You can thank the processes of adhesion (water molecules get attracted to and stick to other substances) and cohesion (water molecules like to stay close together) for this “sticky” nature. Capillary action occurs when the cohesive forces between the water molecules are less than the adhesive forces between the water and the solid material of the walls.

Regarding plants, capillary action propels the water through the roots and narrow tubes in the stems, moving it up to the leaves, where it evaporates during transpiration. The plant pulls up more water as transpiration occurs to replace what it lost. The transpiration rate will increase and decrease according to the surrounding light, humidity, and heat, among other factors.

This process is why planters using a water reservoir with a wicking system are so beneficial to many plants. The water reservoir allows them to access the water as needed, removing human error and eliminating the need for incremental watering changes to compensate for the continuous change in environmental conditions.


What Are Some Benefits Of Using A Self-Watering Planter Box?

There are several reasons you should opt to use a WickBox™ self-watering planter box, ranging from efficient water use to convenience. Let’s take a more in-depth peek at some of the advantages and benefits of using a self-watering planter.


Plants Prefer Wet Feet And Dry Ankles

Most plants prefer it if their feet (root areas) are wet or moist, but they don’t appreciate it if their soil is saturated. Instead, they like it if the top few inches of their soil is dry. In many cases, if you water your plants from the top or use a saucer to water them from the bottom, it results in oversaturated soil, especially if you overwater.

The wicking trays create a separation between most of the growing medium and the reservoir, preventing the plant’s “ankles” from getting saturated while keeping its “feet” nice and moist through their wicking mechanism.

Only growing medium in the wicking cups makes direct contact with the water. If the growing medium is too wet, the excess water drains through the wicking tray holes into the reservoir until optimal soil moisture is reached.


It Helps To Prevent Plant Diseases

For example, plants like phlox and tomatoes tend to get fungal diseases if their leaves get wet. Using a self-watering planter box where the water is absorbed through a wicking system from below helps to bypass this issue and results in healthier plants.


Less Frequent Watering With A Consistent Moisture Level

The plants can absorb as much water as needed, so their moisture content levels will be more consistent. The water reservoir also reduces human error for those who forget to water their plants and then over-water to compensate.

If you hand water your plants, you may have to water them several times a day during hot weather.

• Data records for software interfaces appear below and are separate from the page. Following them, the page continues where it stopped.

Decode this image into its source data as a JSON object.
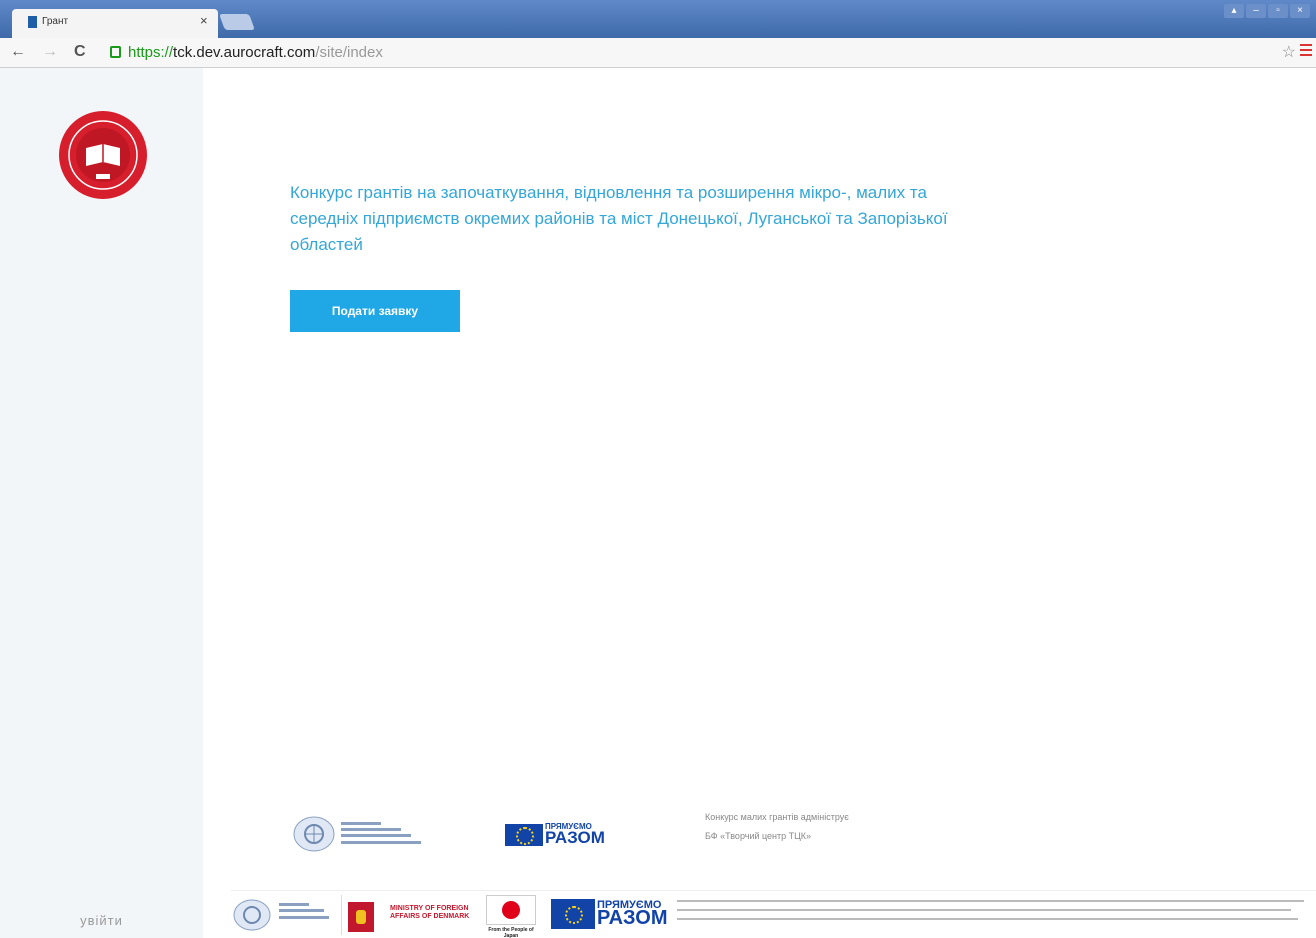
{
  "browser": {
    "tab_title": "Грант",
    "url_scheme": "https://",
    "url_host": "tck.dev.aurocraft.com",
    "url_path": "/site/index"
  },
  "sidebar": {
    "login_label": "увійти"
  },
  "main": {
    "headline": "Конкурс грантів на започаткування, відновлення та розширення мікро-, малих та середніх підприємств окремих районів та міст Донецької, Луганської та Запорізької областей",
    "apply_button": "Подати заявку"
  },
  "footer": {
    "eu_top": "ПРЯМУЄМО",
    "eu_big": "РАЗОМ",
    "description": "Конкурс малих грантів адмініструє БФ «Творчий центр ТЦК»",
    "mfa_text": "MINISTRY OF FOREIGN AFFAIRS OF DENMARK",
    "japan_text": "From the People of Japan"
  },
  "colors": {
    "accent": "#1fa7e6",
    "headline": "#34a6d8",
    "sidebar_bg": "#f3f6f9",
    "logo_red": "#d61e2c"
  }
}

With the self-watering planter box, depending on the environmental conditions and the type of crop/s planted, you might go for one to two weeks before needing to top-up your reservoir.

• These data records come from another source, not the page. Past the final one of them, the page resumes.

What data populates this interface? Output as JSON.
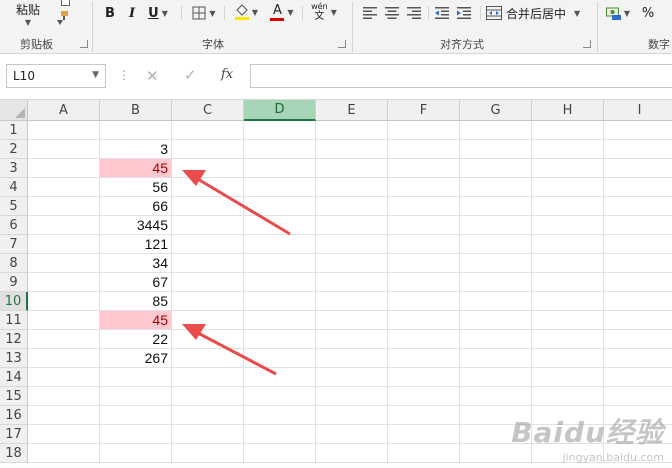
{
  "ribbon": {
    "paste_label": "粘贴",
    "clipboard_group": "剪贴板",
    "bold": "B",
    "italic": "I",
    "underline": "U",
    "font_color_letter": "A",
    "phonetic_top": "wén",
    "phonetic_bottom": "文",
    "font_group": "字体",
    "merge_center": "合并后居中",
    "align_group": "对齐方式",
    "percent": "%",
    "number_group": "数字"
  },
  "formula_bar": {
    "name_box": "L10",
    "fx": "fx",
    "formula": ""
  },
  "sheet": {
    "columns": [
      "A",
      "B",
      "C",
      "D",
      "E",
      "F",
      "G",
      "H",
      "I"
    ],
    "selected_column": "D",
    "rows": [
      "1",
      "2",
      "3",
      "4",
      "5",
      "6",
      "7",
      "8",
      "9",
      "10",
      "11",
      "12",
      "13",
      "14",
      "15",
      "16",
      "17",
      "18"
    ],
    "selected_row": "10",
    "column_b_values": [
      "",
      "3",
      "45",
      "56",
      "66",
      "3445",
      "121",
      "34",
      "67",
      "85",
      "45",
      "22",
      "267",
      "",
      "",
      "",
      "",
      ""
    ],
    "highlighted_rows": [
      "3",
      "11"
    ],
    "highlight_fill": "#ffc7ce",
    "highlight_text": "#9c0006",
    "accent": "#217346",
    "arrow_color": "#e84c4c"
  },
  "watermark": {
    "brand": "Baidu经验",
    "url": "jingyan.baidu.com"
  }
}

Research shows that you will get a higher yield when using a self-watering planter box for plants that don’t like inconsistent watering, such as tomatoes.


Uses Water More Efficiently

As the water is kept in an enclosed reservoir, there is less chance for it to evaporate into the air. Instead, it gets absorbed directly into the plant’s roots. On the other hand, when you water your plants from the top or spray them, a large percentage of that water will land on the leaves or the soil’s surface, where it will evaporate before it can benefit the plant.


Final Thoughts

The overall benefits of using an SGF self-watering planter box are high. It allows for more efficient water use and reduces the frequency you need to water your plants. The water reservoir and wicking system enable plants to absorb the right amount of water to suit their environmental conditions.

These optimal watering conditions result in a healthier plant with a higher yield from fruit-bearing crops. It also reduces human error, which reduces plant disease. Put simply, less effort is required with the WickBox™ self-watering grower box resulting in healthier plants with higher crop yields.

Less effort with better results sounds like a winning recipe!